> **YOUR GOAL**
Without changing anything, output the records below.

(Entries taken from a collection)
────────
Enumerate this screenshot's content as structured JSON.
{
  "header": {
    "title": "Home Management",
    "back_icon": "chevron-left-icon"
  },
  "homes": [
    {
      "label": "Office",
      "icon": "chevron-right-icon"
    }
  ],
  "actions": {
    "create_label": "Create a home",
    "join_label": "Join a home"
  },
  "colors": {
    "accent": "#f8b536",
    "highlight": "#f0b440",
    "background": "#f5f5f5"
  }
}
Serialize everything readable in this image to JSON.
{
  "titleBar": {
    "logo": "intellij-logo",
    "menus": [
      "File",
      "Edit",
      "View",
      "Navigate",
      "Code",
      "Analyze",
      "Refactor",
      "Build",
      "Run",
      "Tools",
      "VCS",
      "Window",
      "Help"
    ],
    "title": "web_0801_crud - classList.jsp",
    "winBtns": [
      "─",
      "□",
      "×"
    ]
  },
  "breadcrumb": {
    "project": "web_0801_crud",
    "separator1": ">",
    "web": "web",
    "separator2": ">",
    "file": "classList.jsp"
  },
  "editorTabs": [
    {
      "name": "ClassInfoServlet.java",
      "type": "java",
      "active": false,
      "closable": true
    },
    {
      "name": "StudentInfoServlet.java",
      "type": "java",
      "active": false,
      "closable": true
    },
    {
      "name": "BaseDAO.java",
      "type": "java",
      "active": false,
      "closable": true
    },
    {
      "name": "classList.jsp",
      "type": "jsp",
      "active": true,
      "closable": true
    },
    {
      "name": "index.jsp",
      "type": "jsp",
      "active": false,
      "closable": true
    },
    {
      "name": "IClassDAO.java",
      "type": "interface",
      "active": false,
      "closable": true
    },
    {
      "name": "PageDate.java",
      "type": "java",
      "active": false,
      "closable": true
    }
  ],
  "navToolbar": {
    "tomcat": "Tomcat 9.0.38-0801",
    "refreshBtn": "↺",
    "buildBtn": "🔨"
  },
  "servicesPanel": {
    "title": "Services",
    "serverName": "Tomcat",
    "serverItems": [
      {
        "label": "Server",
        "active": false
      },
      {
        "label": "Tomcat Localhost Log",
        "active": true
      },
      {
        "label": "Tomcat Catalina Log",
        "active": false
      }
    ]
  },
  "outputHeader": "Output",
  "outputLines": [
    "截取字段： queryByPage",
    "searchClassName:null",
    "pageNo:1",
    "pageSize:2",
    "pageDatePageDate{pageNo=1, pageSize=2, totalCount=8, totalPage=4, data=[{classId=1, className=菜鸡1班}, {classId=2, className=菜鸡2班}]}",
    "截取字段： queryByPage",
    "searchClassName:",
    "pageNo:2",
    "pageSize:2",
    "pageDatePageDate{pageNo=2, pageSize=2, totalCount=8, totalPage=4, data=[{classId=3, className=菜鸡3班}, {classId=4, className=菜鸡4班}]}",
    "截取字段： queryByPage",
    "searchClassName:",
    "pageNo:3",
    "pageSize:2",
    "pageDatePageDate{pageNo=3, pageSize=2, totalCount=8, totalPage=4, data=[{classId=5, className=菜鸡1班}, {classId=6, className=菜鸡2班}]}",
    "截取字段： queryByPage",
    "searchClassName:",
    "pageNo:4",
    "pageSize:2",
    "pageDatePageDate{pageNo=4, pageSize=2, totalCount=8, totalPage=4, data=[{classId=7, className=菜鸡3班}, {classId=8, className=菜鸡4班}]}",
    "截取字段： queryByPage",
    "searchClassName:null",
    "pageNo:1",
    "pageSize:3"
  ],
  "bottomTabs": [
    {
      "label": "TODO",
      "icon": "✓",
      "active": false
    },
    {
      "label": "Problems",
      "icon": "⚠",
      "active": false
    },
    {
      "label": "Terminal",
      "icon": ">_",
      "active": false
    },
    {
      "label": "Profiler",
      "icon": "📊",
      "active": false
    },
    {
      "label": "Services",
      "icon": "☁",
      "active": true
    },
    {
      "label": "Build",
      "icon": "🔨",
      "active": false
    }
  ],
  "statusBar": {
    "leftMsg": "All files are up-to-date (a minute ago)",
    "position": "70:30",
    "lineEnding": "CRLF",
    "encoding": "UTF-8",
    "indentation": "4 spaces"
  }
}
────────
> **RESPONSE**
Enumerate this screenshot's content as structured JSON.
{
  "header": {
    "title": "Home Management",
    "back_icon": "chevron-left-icon"
  },
  "homes": [
    {
      "label": "Office",
      "icon": "chevron-right-icon"
    }
  ],
  "actions": {
    "create_label": "Create a home",
    "join_label": "Join a home"
  },
  "colors": {
    "accent": "#f8b536",
    "highlight": "#f0b440",
    "background": "#f5f5f5"
  }
}
Serialize everything readable in this image to JSON.
{
  "titleBar": {
    "logo": "intellij-logo",
    "menus": [
      "File",
      "Edit",
      "View",
      "Navigate",
      "Code",
      "Analyze",
      "Refactor",
      "Build",
      "Run",
      "Tools",
      "VCS",
      "Window",
      "Help"
    ],
    "title": "web_0801_crud - classList.jsp",
    "winBtns": [
      "─",
      "□",
      "×"
    ]
  },
  "breadcrumb": {
    "project": "web_0801_crud",
    "separator1": ">",
    "web": "web",
    "separator2": ">",
    "file": "classList.jsp"
  },
  "editorTabs": [
    {
      "name": "ClassInfoServlet.java",
      "type": "java",
      "active": false,
      "closable": true
    },
    {
      "name": "StudentInfoServlet.java",
      "type": "java",
      "active": false,
      "closable": true
    },
    {
      "name": "BaseDAO.java",
      "type": "java",
      "active": false,
      "closable": true
    },
    {
      "name": "classList.jsp",
      "type": "jsp",
      "active": true,
      "closable": true
    },
    {
      "name": "index.jsp",
      "type": "jsp",
      "active": false,
      "closable": true
    },
    {
      "name": "IClassDAO.java",
      "type": "interface",
      "active": false,
      "closable": true
    },
    {
      "name": "PageDate.java",
      "type": "java",
      "active": false,
      "closable": true
    }
  ],
  "navToolbar": {
    "tomcat": "Tomcat 9.0.38-0801",
    "refreshBtn": "↺",
    "buildBtn": "🔨"
  },
  "servicesPanel": {
    "title": "Services",
    "serverName": "Tomcat",
    "serverItems": [
      {
        "label": "Server",
        "active": false
      },
      {
        "label": "Tomcat Localhost Log",
        "active": true
      },
      {
        "label": "Tomcat Catalina Log",
        "active": false
      }
    ]
  },
  "outputHeader": "Output",
  "outputLines": [
    "截取字段： queryByPage",
    "searchClassName:null",
    "pageNo:1",
    "pageSize:2",
    "pageDatePageDate{pageNo=1, pageSize=2, totalCount=8, totalPage=4, data=[{classId=1, className=菜鸡1班}, {classId=2, className=菜鸡2班}]}",
    "截取字段： queryByPage",
    "searchClassName:",
    "pageNo:2",
    "pageSize:2",
    "pageDatePageDate{pageNo=2, pageSize=2, totalCount=8, totalPage=4, data=[{classId=3, className=菜鸡3班}, {classId=4, className=菜鸡4班}]}",
    "截取字段： queryByPage",
    "searchClassName:",
    "pageNo:3",
    "pageSize:2",
    "pageDatePageDate{pageNo=3, pageSize=2, totalCount=8, totalPage=4, data=[{classId=5, className=菜鸡1班}, {classId=6, className=菜鸡2班}]}",
    "截取字段： queryByPage",
    "searchClassName:",
    "pageNo:4",
    "pageSize:2",
    "pageDatePageDate{pageNo=4, pageSize=2, totalCount=8, totalPage=4, data=[{classId=7, className=菜鸡3班}, {classId=8, className=菜鸡4班}]}",
    "截取字段： queryByPage",
    "searchClassName:null",
    "pageNo:1",
    "pageSize:3"
  ],
  "bottomTabs": [
    {
      "label": "TODO",
      "icon": "✓",
      "active": false
    },
    {
      "label": "Problems",
      "icon": "⚠",
      "active": false
    },
    {
      "label": "Terminal",
      "icon": ">_",
      "active": false
    },
    {
      "label": "Profiler",
      "icon": "📊",
      "active": false
    },
    {
      "label": "Services",
      "icon": "☁",
      "active": true
    },
    {
      "label": "Build",
      "icon": "🔨",
      "active": false
    }
  ],
  "statusBar": {
    "leftMsg": "All files are up-to-date (a minute ago)",
    "position": "70:30",
    "lineEnding": "CRLF",
    "encoding": "UTF-8",
    "indentation": "4 spaces"
  }
}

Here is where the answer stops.